-- What needs to be done --
Repeat the whole listing exactly.

== Segment start ==

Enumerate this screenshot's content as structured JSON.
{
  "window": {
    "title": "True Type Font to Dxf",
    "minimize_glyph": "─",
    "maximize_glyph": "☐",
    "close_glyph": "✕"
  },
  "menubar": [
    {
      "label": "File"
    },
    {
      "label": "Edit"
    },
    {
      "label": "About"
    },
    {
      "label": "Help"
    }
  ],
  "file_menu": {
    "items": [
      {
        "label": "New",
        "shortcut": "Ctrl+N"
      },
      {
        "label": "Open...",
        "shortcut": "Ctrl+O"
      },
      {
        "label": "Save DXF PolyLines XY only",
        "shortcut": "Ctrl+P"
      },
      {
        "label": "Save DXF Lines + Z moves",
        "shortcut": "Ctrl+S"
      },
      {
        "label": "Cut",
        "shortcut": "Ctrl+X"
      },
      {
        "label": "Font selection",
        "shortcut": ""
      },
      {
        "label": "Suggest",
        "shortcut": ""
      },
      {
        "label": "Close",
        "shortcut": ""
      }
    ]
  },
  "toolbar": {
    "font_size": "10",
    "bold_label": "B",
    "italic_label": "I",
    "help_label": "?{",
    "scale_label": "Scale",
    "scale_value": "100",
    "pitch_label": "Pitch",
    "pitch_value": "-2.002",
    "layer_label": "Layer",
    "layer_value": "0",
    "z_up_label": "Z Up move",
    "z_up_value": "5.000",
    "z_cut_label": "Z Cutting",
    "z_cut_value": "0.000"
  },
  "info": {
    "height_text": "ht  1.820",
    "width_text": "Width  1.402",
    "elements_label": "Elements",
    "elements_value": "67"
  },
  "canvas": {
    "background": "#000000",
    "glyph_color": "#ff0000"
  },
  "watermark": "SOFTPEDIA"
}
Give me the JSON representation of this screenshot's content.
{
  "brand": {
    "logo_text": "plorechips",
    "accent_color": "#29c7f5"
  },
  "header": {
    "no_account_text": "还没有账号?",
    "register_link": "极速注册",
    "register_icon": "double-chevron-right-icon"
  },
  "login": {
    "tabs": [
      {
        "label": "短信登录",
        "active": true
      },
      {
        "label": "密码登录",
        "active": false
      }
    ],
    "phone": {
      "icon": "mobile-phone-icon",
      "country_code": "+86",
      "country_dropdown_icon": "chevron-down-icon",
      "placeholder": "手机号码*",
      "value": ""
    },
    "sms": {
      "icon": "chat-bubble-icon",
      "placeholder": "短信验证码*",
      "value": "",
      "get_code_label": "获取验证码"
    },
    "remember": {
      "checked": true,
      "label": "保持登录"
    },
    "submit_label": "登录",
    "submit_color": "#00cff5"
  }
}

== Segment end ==

-- Written response --
Enumerate this screenshot's content as structured JSON.
{
  "window": {
    "title": "True Type Font to Dxf",
    "minimize_glyph": "─",
    "maximize_glyph": "☐",
    "close_glyph": "✕"
  },
  "menubar": [
    {
      "label": "File"
    },
    {
      "label": "Edit"
    },
    {
      "label": "About"
    },
    {
      "label": "Help"
    }
  ],
  "file_menu": {
    "items": [
      {
        "label": "New",
        "shortcut": "Ctrl+N"
      },
      {
        "label": "Open...",
        "shortcut": "Ctrl+O"
      },
      {
        "label": "Save DXF PolyLines XY only",
        "shortcut": "Ctrl+P"
      },
      {
        "label": "Save DXF Lines + Z moves",
        "shortcut": "Ctrl+S"
      },
      {
        "label": "Cut",
        "shortcut": "Ctrl+X"
      },
      {
        "label": "Font selection",
        "shortcut": ""
      },
      {
        "label": "Suggest",
        "shortcut": ""
      },
      {
        "label": "Close",
        "shortcut": ""
      }
    ]
  },
  "toolbar": {
    "font_size": "10",
    "bold_label": "B",
    "italic_label": "I",
    "help_label": "?{",
    "scale_label": "Scale",
    "scale_value": "100",
    "pitch_label": "Pitch",
    "pitch_value": "-2.002",
    "layer_label": "Layer",
    "layer_value": "0",
    "z_up_label": "Z Up move",
    "z_up_value": "5.000",
    "z_cut_label": "Z Cutting",
    "z_cut_value": "0.000"
  },
  "info": {
    "height_text": "ht  1.820",
    "width_text": "Width  1.402",
    "elements_label": "Elements",
    "elements_value": "67"
  },
  "canvas": {
    "background": "#000000",
    "glyph_color": "#ff0000"
  },
  "watermark": "SOFTPEDIA"
}
Give me the JSON representation of this screenshot's content.
{
  "brand": {
    "logo_text": "plorechips",
    "accent_color": "#29c7f5"
  },
  "header": {
    "no_account_text": "还没有账号?",
    "register_link": "极速注册",
    "register_icon": "double-chevron-right-icon"
  },
  "login": {
    "tabs": [
      {
        "label": "短信登录",
        "active": true
      },
      {
        "label": "密码登录",
        "active": false
      }
    ],
    "phone": {
      "icon": "mobile-phone-icon",
      "country_code": "+86",
      "country_dropdown_icon": "chevron-down-icon",
      "placeholder": "手机号码*",
      "value": ""
    },
    "sms": {
      "icon": "chat-bubble-icon",
      "placeholder": "短信验证码*",
      "value": "",
      "get_code_label": "获取验证码"
    },
    "remember": {
      "checked": true,
      "label": "保持登录"
    },
    "submit_label": "登录",
    "submit_color": "#00cff5"
  }
}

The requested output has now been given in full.